    1. Indeed it is necessary from both and economic and social standpoints to keep Filipino workers at home instead of allowing them to build the economies of other nations. Obviously there is a huge social cost when Filipino parents, especially the mothers, have to work overseas. President Duterte should make this a key plank of his administration, and should articulate this as clearly as he now articulates his destructive war on drugs. Of course the captains of industry and business must also support the President. We trust therefore that something meaningful will result from Duterte’s dinner date with these businessmen, not just nice sound bites for the media, but definite action focused on job creation, better working conditions for workers and an effective end to “endo”.

      • partly agree but overseas work pays a lot better just like in my industry mining. aside from this do you think the seafaring jobs can be all absorb by the local inter island shipping? dont think so. on the dh’s can the local amo pay the same wages as those being paid in HK?
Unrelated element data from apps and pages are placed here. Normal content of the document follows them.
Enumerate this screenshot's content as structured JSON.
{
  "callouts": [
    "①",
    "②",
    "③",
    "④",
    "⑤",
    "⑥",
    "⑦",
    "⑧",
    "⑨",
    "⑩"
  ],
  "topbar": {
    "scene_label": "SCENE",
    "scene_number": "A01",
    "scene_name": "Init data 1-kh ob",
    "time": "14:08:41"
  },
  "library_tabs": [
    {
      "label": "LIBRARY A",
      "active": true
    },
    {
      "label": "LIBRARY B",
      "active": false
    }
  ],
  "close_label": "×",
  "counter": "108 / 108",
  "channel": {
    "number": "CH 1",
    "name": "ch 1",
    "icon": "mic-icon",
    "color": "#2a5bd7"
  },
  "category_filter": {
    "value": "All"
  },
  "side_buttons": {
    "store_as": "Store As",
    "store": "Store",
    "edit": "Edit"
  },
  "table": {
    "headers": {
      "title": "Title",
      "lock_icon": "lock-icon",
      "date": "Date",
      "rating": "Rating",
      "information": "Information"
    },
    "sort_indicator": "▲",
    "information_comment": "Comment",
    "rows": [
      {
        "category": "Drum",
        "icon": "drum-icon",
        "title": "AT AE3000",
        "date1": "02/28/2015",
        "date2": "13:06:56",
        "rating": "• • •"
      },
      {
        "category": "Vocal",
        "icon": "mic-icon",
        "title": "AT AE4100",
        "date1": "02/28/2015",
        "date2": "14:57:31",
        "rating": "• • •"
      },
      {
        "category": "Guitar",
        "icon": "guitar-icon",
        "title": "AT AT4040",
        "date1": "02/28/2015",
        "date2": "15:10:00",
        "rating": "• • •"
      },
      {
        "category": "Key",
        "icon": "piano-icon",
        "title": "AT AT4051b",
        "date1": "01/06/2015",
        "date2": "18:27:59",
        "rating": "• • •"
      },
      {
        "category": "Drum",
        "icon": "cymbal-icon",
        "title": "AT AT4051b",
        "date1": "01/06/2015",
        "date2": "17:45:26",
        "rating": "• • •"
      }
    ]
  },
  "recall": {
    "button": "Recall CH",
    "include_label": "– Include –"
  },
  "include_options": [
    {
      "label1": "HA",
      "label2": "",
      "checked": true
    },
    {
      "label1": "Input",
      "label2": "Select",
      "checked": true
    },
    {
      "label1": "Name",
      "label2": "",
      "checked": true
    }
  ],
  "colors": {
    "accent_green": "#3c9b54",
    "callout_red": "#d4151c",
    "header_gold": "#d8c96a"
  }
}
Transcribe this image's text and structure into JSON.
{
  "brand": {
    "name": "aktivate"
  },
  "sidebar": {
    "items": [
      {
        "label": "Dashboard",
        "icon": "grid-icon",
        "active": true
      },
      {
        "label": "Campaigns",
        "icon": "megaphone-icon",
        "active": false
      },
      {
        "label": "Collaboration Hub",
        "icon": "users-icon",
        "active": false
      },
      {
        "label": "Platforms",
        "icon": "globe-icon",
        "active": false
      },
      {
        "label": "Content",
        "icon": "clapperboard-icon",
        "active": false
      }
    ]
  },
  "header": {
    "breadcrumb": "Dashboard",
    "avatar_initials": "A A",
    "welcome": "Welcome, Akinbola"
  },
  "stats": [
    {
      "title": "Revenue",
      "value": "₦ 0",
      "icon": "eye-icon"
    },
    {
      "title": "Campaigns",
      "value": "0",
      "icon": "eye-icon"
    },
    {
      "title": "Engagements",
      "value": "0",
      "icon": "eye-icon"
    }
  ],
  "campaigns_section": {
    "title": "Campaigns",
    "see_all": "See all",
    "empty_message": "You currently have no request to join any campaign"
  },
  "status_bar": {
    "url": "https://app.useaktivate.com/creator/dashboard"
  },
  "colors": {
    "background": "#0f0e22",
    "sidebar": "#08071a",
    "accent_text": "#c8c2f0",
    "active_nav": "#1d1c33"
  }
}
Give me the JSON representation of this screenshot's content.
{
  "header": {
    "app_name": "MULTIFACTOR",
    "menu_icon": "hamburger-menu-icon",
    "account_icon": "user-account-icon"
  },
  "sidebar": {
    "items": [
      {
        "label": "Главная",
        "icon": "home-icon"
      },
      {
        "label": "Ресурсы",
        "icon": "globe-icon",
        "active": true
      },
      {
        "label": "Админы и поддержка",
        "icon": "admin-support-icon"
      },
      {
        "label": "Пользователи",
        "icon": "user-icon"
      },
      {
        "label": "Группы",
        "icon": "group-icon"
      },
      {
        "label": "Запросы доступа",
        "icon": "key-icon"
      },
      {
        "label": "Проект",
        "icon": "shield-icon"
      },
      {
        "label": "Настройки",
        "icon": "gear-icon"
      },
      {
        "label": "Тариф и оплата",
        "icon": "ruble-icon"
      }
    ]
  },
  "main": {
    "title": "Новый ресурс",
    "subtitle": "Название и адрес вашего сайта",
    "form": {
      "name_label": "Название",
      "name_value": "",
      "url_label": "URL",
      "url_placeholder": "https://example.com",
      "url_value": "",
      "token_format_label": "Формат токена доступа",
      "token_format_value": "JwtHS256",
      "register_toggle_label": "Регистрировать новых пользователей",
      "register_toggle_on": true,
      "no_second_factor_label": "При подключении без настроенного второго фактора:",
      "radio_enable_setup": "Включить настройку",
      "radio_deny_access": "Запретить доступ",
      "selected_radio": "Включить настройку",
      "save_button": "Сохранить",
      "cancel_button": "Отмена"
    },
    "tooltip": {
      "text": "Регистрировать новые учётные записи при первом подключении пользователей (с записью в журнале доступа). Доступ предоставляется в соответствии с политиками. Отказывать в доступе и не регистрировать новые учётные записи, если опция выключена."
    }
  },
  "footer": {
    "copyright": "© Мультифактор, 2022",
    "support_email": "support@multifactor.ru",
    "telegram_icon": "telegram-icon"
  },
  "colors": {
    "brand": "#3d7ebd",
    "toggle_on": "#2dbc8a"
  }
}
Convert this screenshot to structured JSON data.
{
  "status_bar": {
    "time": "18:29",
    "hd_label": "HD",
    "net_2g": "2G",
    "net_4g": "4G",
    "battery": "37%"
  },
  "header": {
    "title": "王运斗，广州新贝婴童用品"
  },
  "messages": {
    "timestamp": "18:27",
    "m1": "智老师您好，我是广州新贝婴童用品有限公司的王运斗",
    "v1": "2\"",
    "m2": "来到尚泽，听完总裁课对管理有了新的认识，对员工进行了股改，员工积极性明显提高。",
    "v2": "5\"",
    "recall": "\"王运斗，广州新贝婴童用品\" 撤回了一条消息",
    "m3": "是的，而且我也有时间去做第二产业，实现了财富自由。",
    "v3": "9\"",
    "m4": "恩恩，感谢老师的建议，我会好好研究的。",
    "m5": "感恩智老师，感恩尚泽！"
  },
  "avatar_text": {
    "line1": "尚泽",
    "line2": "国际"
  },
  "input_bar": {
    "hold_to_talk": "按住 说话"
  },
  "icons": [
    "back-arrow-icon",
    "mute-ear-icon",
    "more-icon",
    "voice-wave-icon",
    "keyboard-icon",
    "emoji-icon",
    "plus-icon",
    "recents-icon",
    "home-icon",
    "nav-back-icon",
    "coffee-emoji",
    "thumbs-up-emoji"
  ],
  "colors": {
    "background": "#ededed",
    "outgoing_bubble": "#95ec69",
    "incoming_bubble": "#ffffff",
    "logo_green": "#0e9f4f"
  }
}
    2. I wonder if this guy is being paid by another country, who is the number one competitor of the Philippines, and that is India. India has been complaining about there are so many Filipino nurses and it seems that nobody is hiring them. Also with regard to PT (physical Therapist), Pharmacist, IT & Doctors, which we compete very well, they are slowly pushing their way abroad.